Six Lebanese Army soldiers were killed early today and 12 others wounded in a clash that apparently involved pro-Iranian Shiite Moslem militiamen, who had warned the Army against conducting exercises in eastern Lebanon's Bekaa Valley.
The deaths came in an ambush and three-hour firefight that occurred as the Army force was heading to a rifle range near the Roman ruins in the ancient city of Baalbek, according to state and private radio here.
An Army spokesman privately told reporters here that the attackers were pro-Iranian militiamen and Iranian Revolutionary Guards. Army spokesmen said three of the band of irregulars were killed and five wounded in the clash, which was halted by the Syrian Army.
Syrian forces control the eastern Bekaa Valley. As is the case in Israeli-occupied southern Lebanon, Lebanese Army soldiers maintain barracks there but make no effort to exert authority.
Also in the area are the pro-Iranian Lebanese Shiite Moslems and a contingent of about 300 Revolutionary Guards from Iran's Shiite-dominated Islamic government.
The Shiites have proclaimed the area to be a separate Islamic state. Last November, hundreds of armed Shiite demonstrators stormed the city hall of Baalbek and virtually took over the town.
Recently, the Shiite Moslem militia issued a warning to the Army against holding any exercises near Baalbek, according to radio reports. No reason was given for the warning.
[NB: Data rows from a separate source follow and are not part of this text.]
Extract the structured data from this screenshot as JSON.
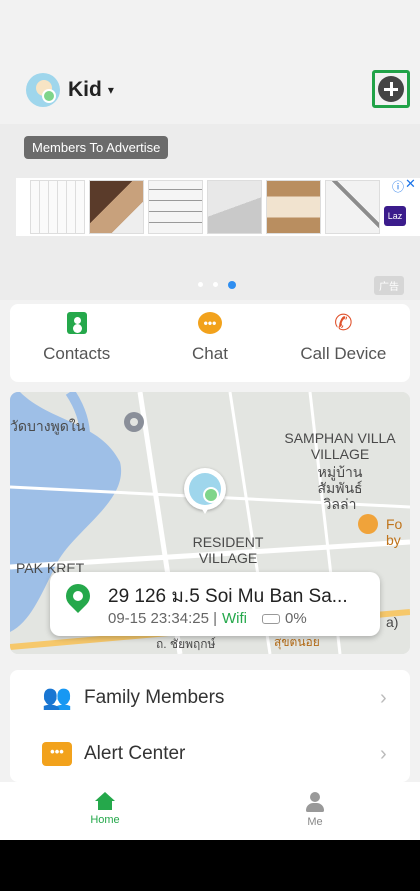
{
  "header": {
    "kid_name": "Kid",
    "caret": "▾"
  },
  "ad": {
    "tag": "Members To Advertise",
    "info_glyph": "ⓘ",
    "close_glyph": "✕",
    "brand": "Laz",
    "label": "广告",
    "carousel_active_index": 2,
    "carousel_count": 3
  },
  "actions": {
    "contacts": "Contacts",
    "chat": "Chat",
    "call_device": "Call Device"
  },
  "map": {
    "labels": {
      "thai_top_left": "วัดบางพูดใน",
      "samphan_en": "SAMPHAN VILLA VILLAGE",
      "samphan_th": "หมู่บ้าน สัมพันธ์ วิลล่า",
      "resident": "RESIDENT VILLAGE",
      "pak_kret": "PAK KRET",
      "right_partial_1": "Fo",
      "right_partial_2": "by",
      "right_partial_3": "a)",
      "bottom_road_1": "ถ. ชัยพฤกษ์",
      "bottom_road_2": "สุขตนอย"
    },
    "location": {
      "address": "29 126 ม.5 Soi Mu Ban Sa...",
      "timestamp": "09-15 23:34:25 |",
      "network": "Wifi",
      "battery": "0%"
    }
  },
  "menu": {
    "family_members": "Family Members",
    "alert_center": "Alert Center",
    "chevron": "›"
  },
  "tabbar": {
    "home": "Home",
    "me": "Me"
  },
  "colors": {
    "brand_green": "#25a84b",
    "chat_orange": "#f2a21c",
    "call_red": "#e0512b",
    "carousel_active": "#2f8ef0"
  }
}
The Lebanese Army statement said one lieutenant, two corporals and three privates were killed in the ambush. A colonel was among the 12 wounded.